DIRECTIONS FOR THIS TASK
Those lines of the records that contain "value" are to be located and copied.

GIVEN DATA

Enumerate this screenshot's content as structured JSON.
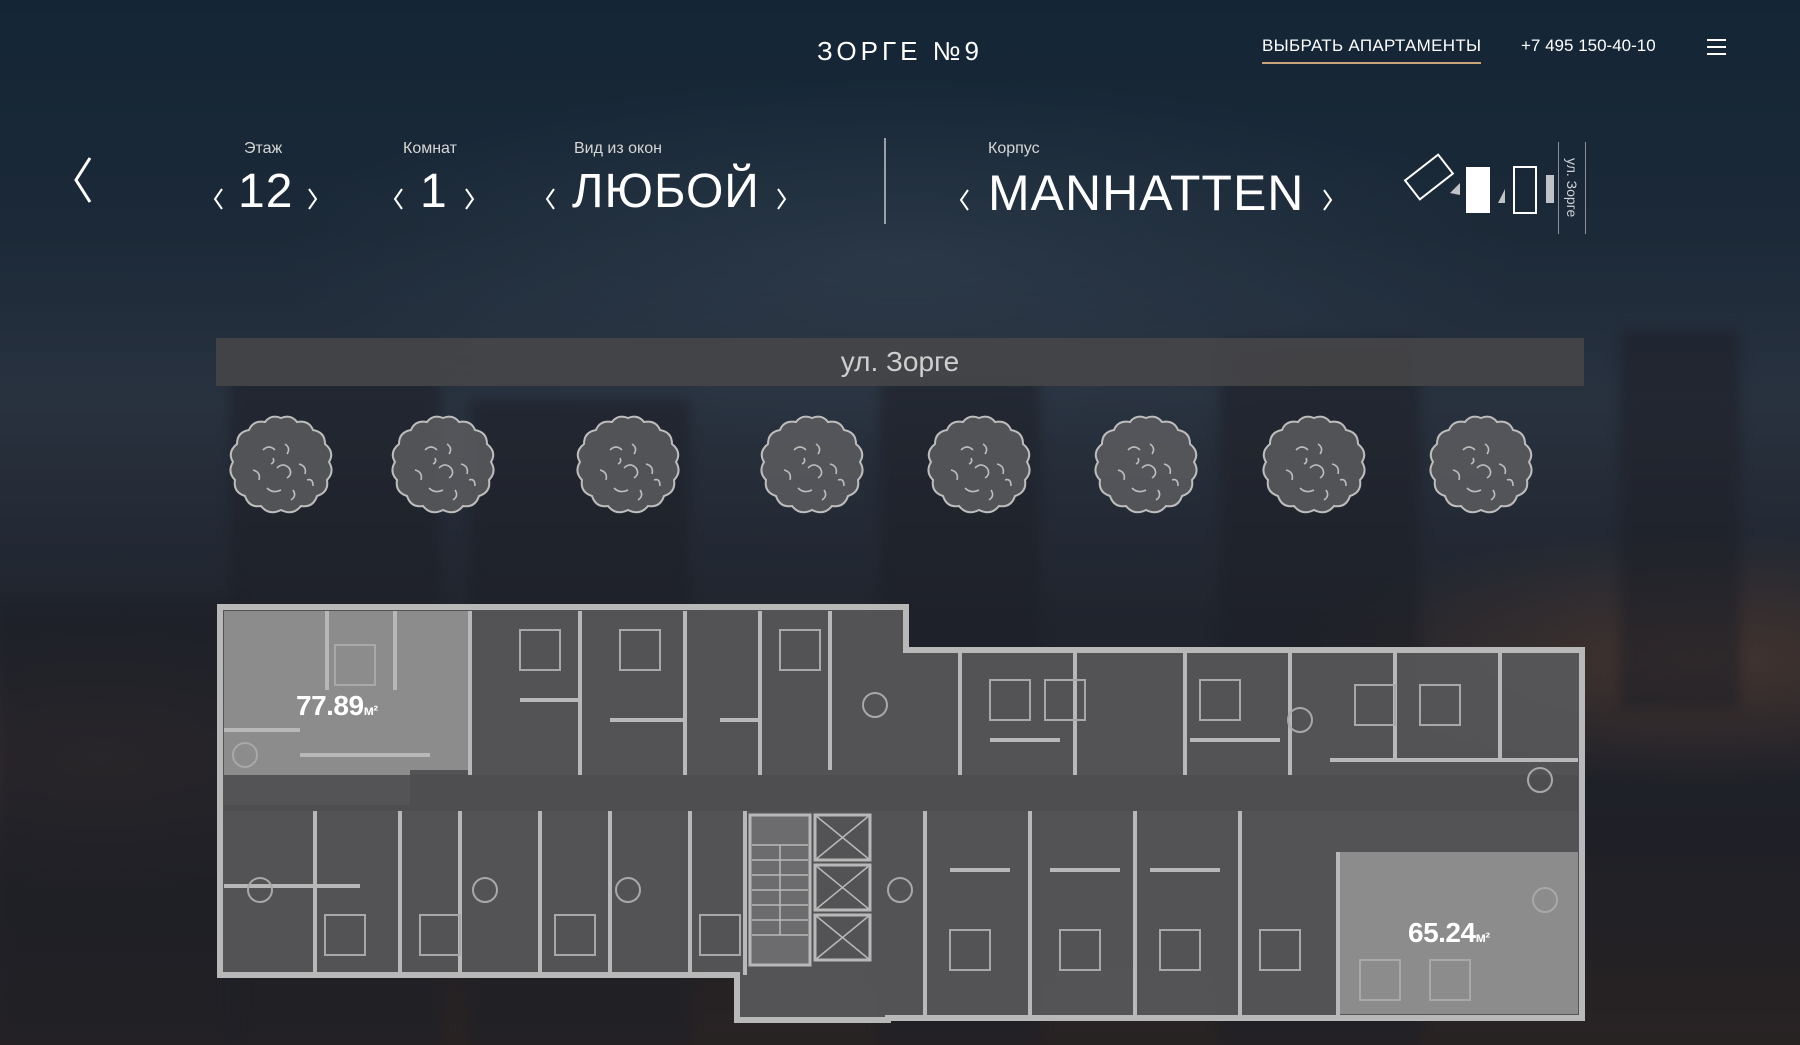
{
  "header": {
    "logo": "ЗОРГЕ №9",
    "choose_link": "ВЫБРАТЬ АПАРТАМЕНТЫ",
    "phone": "+7 495 150-40-10"
  },
  "filters": {
    "floor": {
      "label": "Этаж",
      "value": "12"
    },
    "rooms": {
      "label": "Комнат",
      "value": "1"
    },
    "view": {
      "label": "Вид из окон",
      "value": "ЛЮБОЙ"
    },
    "building": {
      "label": "Корпус",
      "value": "MANHATTEN"
    }
  },
  "building_picker": {
    "street_label": "ул. Зорге"
  },
  "street_banner": "ул. Зорге",
  "units": [
    {
      "area": "77.89",
      "unit": "м²"
    },
    {
      "area": "65.24",
      "unit": "м²"
    }
  ]
}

SOLUTION
      "value": "12"
      "value": "1"
      "value": "ЛЮБОЙ"
      "value": "MANHATTEN"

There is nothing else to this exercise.